**Required work**: Could you print every record below exactly as written?

**Exercise materials**:
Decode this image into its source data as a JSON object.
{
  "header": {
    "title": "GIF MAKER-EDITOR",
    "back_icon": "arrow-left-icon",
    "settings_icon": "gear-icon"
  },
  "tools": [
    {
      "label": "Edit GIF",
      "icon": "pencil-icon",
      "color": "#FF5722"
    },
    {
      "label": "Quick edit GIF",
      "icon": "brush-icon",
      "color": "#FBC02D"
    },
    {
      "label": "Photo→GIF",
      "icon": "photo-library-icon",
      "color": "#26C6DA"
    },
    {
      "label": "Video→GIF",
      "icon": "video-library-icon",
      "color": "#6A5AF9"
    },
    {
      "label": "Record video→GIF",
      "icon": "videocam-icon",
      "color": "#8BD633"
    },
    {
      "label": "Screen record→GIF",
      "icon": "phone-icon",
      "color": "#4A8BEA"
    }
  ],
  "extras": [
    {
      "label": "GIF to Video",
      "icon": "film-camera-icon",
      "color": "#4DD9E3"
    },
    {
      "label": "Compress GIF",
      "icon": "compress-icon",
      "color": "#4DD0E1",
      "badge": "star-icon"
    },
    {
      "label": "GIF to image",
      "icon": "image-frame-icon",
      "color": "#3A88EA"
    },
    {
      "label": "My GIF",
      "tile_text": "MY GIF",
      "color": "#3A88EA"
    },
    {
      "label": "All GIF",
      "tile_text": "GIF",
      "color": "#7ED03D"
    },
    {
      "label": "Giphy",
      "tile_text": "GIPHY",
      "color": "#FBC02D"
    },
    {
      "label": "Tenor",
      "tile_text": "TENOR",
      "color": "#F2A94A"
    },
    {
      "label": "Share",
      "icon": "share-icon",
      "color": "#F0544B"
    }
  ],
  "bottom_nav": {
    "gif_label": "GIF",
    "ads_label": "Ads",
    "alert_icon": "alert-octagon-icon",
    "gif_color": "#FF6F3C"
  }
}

**Solved problem**:
Decode this image into its source data as a JSON object.
{
  "header": {
    "title": "GIF MAKER-EDITOR",
    "back_icon": "arrow-left-icon",
    "settings_icon": "gear-icon"
  },
  "tools": [
    {
      "label": "Edit GIF",
      "icon": "pencil-icon",
      "color": "#FF5722"
    },
    {
      "label": "Quick edit GIF",
      "icon": "brush-icon",
      "color": "#FBC02D"
    },
    {
      "label": "Photo→GIF",
      "icon": "photo-library-icon",
      "color": "#26C6DA"
    },
    {
      "label": "Video→GIF",
      "icon": "video-library-icon",
      "color": "#6A5AF9"
    },
    {
      "label": "Record video→GIF",
      "icon": "videocam-icon",
      "color": "#8BD633"
    },
    {
      "label": "Screen record→GIF",
      "icon": "phone-icon",
      "color": "#4A8BEA"
    }
  ],
  "extras": [
    {
      "label": "GIF to Video",
      "icon": "film-camera-icon",
      "color": "#4DD9E3"
    },
    {
      "label": "Compress GIF",
      "icon": "compress-icon",
      "color": "#4DD0E1",
      "badge": "star-icon"
    },
    {
      "label": "GIF to image",
      "icon": "image-frame-icon",
      "color": "#3A88EA"
    },
    {
      "label": "My GIF",
      "tile_text": "MY GIF",
      "color": "#3A88EA"
    },
    {
      "label": "All GIF",
      "tile_text": "GIF",
      "color": "#7ED03D"
    },
    {
      "label": "Giphy",
      "tile_text": "GIPHY",
      "color": "#FBC02D"
    },
    {
      "label": "Tenor",
      "tile_text": "TENOR",
      "color": "#F2A94A"
    },
    {
      "label": "Share",
      "icon": "share-icon",
      "color": "#F0544B"
    }
  ],
  "bottom_nav": {
    "gif_label": "GIF",
    "ads_label": "Ads",
    "alert_icon": "alert-octagon-icon",
    "gif_color": "#FF6F3C"
  }
}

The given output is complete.